Update on rent policy errors

In late 2023 we identified a number of possible historical errors in how we had been calculating rent for some of our tenants, based on policies that were introduced in 2004 and 2016. Unfortunately, some of our tenants were technically overcharged as a result and will need to be refunded.

We proactively referred ourselves to the Regulator of Social Housing when we identified these issues, and have been engaging with the Regulator since then. We also informed our current tenants about these issues and worked quickly to ensure rents were correct from April 2024 onwards.

The Regulator has now issued a Regulatory Judgement, which recognises that these errors constituted a serious failing due to the high proportion of our tenants who are likely to have been affected, and the overall amount we are therefore likely to need to refund. However, it also recognises the fact that we identified these issues ourselves, self-referred to the Regulator, and corrected our rents from April. We will continue to engage positively with the Regulator as we work to put this right.

The next step is to put a process in place to calculate how much tenants may be owed, including working with the Department for Work and Pensions to understand how much of tenants’ rents may have been paid by Universal Credit or Housing Benefit. Also, if any affected tenants’ accounts are in arrears, any refund amount would need to be reduced by the amount owed. Once this work is complete, we will be able to start making refunds.

We will not be starting to process refunds for some months yet. When we start to process refunds, we will write to affected tenants to request payment details. We will not ‘cold call’ tenants to request payment details and we will never ask tenants to make a payment of any amount in order to receive a refund.

Cllr Gerri Bird, Executive Councillor for Housing, said: “Our intention has always been to make what tenants pay transparent and to set rents as low as possible. When we created the Affordable Rents policy, we could have set rents higher than we did without breaching government guidance, but because of misinterpreting the guidance we have unfortunately overcharged some tenants. We are really sorry and we’re working to put this right as soon as we can. We really appreciate tenants’ patience with us while we work through this.

“I’ve seen some reports that tenants could receive thousands of pounds, and while a small number may receive refunds of that amount, the majority won’t. The most common error relates to Service Charges, which are approximately £2 per week, so any refund owed as a result of this error would only be in the thousands if a tenancy had been in place for 20+ years.”
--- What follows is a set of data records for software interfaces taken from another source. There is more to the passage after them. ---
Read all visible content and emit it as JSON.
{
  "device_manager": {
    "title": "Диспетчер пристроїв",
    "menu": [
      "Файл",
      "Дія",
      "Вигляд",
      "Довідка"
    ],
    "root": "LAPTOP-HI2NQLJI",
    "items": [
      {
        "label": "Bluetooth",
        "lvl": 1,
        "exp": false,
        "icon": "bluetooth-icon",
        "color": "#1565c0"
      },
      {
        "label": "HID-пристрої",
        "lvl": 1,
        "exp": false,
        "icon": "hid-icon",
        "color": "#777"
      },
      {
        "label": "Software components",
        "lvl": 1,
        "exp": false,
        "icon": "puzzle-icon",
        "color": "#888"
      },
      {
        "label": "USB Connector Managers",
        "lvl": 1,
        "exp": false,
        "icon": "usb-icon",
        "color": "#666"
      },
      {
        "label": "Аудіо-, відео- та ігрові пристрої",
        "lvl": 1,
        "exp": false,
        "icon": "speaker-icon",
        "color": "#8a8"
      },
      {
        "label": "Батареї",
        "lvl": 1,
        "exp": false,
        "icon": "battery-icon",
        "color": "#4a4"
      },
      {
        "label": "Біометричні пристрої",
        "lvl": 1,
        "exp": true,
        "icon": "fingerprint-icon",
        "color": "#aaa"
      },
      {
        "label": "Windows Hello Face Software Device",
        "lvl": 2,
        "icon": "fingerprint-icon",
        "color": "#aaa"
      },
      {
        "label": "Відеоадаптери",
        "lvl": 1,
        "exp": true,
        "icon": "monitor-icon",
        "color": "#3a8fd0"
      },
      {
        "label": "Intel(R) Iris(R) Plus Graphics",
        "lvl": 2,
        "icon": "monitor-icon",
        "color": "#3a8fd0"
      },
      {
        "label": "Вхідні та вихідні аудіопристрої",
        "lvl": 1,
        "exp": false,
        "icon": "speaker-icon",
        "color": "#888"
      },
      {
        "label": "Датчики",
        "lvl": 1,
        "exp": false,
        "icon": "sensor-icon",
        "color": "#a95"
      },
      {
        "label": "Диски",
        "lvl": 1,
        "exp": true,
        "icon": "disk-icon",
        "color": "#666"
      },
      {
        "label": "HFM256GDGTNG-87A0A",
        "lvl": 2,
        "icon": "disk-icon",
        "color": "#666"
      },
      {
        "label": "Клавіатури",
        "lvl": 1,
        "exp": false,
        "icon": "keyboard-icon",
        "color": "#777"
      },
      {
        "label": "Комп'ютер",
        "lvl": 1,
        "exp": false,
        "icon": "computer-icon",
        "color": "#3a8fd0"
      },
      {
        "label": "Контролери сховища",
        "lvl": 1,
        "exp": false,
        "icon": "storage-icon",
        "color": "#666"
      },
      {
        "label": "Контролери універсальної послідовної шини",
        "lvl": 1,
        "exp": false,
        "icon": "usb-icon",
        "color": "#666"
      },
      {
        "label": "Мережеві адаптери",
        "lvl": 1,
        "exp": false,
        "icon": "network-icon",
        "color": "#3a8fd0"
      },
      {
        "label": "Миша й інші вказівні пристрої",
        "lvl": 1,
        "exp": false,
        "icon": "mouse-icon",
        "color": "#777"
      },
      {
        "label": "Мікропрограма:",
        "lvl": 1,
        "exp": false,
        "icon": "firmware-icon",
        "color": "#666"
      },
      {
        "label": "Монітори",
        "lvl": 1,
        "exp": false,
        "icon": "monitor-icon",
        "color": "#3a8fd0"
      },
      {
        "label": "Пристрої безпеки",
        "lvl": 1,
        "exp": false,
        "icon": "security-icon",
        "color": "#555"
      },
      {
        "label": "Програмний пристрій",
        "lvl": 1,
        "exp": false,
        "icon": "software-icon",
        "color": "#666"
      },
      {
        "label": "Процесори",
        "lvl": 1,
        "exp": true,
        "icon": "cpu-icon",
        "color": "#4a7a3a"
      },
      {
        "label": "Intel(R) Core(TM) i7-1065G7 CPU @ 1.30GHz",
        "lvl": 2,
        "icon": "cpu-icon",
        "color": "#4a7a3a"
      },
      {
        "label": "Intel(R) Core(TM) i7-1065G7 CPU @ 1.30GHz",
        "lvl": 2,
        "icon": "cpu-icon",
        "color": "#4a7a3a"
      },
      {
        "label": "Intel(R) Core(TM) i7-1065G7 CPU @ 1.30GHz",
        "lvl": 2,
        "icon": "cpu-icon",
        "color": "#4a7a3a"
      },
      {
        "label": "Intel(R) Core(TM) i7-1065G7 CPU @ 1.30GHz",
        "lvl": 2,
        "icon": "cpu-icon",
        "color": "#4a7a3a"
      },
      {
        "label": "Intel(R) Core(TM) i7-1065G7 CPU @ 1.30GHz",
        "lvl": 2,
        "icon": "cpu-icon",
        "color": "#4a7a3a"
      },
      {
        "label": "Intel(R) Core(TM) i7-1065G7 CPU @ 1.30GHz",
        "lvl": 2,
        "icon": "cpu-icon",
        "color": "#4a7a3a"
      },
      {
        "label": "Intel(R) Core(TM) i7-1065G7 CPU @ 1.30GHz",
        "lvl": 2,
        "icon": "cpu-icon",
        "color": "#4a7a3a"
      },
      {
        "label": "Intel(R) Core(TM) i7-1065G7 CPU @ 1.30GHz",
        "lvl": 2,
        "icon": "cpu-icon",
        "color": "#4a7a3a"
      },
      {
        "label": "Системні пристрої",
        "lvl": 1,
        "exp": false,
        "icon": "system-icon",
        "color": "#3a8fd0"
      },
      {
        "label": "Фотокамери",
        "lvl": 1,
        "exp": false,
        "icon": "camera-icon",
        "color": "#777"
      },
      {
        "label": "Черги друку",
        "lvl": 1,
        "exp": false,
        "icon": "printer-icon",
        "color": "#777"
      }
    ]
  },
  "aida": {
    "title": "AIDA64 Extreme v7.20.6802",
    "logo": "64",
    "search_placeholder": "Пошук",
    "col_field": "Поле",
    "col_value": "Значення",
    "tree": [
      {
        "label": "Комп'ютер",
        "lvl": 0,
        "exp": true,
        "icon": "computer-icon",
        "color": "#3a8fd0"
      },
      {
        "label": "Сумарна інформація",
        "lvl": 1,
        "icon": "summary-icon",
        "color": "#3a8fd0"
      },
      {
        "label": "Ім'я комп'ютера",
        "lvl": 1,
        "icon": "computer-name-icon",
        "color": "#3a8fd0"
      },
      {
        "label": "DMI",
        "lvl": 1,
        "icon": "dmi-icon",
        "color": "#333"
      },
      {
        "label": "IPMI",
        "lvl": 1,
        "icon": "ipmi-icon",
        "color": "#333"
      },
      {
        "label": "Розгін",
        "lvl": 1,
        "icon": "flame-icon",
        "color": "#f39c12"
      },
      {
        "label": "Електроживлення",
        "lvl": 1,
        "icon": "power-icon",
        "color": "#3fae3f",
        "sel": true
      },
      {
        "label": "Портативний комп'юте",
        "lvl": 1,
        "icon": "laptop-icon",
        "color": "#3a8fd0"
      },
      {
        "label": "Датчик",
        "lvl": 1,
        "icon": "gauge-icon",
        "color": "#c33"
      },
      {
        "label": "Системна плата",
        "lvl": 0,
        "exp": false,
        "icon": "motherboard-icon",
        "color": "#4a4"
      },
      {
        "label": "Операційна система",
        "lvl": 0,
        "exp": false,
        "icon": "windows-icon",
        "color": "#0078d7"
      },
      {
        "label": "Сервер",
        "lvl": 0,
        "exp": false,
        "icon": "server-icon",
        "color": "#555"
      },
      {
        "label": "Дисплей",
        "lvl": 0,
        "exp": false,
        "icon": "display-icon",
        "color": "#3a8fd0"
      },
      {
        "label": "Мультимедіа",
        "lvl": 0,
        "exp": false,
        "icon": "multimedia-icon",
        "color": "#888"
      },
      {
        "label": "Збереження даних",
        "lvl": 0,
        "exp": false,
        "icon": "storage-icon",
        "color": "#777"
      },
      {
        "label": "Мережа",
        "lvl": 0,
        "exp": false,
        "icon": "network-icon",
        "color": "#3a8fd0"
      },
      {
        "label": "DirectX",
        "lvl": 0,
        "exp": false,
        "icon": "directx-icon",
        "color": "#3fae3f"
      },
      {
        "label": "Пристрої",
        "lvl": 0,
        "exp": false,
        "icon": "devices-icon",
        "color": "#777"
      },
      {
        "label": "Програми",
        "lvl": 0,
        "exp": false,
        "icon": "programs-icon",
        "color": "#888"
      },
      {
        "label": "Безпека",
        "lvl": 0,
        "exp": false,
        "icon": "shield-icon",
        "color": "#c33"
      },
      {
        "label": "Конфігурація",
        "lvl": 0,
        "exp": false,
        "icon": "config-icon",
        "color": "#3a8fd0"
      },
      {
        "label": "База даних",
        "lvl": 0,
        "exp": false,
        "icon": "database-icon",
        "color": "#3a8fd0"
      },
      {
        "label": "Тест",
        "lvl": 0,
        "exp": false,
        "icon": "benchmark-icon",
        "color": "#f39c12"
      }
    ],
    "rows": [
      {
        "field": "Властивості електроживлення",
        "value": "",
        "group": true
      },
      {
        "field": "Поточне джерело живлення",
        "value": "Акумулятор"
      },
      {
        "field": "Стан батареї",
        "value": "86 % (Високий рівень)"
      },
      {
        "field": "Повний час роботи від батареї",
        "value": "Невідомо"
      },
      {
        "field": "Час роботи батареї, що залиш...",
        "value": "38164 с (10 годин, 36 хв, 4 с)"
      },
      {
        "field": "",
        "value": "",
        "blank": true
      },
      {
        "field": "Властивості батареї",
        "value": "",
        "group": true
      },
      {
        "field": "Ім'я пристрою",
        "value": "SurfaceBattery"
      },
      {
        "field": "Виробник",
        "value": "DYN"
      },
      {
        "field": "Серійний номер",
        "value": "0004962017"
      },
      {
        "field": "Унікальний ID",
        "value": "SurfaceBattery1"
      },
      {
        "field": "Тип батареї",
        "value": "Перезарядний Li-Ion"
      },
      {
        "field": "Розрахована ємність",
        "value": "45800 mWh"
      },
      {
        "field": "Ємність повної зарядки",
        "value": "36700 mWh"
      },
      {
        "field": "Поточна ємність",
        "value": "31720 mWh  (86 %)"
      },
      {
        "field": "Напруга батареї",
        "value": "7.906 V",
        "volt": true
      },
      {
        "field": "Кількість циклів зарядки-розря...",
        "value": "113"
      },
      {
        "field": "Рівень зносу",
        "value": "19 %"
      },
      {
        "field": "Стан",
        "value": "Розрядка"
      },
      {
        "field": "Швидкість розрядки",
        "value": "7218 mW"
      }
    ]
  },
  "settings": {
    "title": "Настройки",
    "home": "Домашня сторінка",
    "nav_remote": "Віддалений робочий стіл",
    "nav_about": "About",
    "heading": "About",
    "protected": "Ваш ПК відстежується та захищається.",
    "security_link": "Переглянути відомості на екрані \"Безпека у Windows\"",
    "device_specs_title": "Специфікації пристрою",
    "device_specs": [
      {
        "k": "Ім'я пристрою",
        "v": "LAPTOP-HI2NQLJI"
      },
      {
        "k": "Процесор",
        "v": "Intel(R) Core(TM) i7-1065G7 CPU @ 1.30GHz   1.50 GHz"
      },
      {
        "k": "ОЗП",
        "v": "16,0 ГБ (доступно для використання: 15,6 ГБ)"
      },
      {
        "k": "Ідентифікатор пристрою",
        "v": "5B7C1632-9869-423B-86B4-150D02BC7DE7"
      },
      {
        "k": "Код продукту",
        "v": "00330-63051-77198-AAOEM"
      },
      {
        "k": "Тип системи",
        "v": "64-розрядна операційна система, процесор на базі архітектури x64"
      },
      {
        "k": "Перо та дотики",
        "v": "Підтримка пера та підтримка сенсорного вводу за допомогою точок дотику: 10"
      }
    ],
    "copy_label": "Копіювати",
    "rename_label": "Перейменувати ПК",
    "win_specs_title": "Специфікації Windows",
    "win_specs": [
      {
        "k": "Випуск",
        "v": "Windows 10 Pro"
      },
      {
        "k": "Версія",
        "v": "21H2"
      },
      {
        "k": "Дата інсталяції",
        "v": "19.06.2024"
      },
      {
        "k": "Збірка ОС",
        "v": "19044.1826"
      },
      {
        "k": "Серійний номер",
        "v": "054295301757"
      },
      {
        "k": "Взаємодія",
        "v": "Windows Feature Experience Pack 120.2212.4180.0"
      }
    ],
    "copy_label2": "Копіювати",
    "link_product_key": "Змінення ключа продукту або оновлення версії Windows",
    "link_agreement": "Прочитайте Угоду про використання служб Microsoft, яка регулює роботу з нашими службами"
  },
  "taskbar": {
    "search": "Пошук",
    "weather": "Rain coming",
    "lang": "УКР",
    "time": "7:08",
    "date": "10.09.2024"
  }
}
Read more

Read about the errors, how they happened, how we are correcting them, and more: Rent corrections

Read the latest report on work to fix the errors, discussed at Housing Scrutiny Committee on 18 June: Agenda for Housing Scrutiny Committee on Tuesday, 18th June, 2024, 5.30 pm

Read our press release from 27 February: Council tenants told about corrections to rents after council identifies rent policy error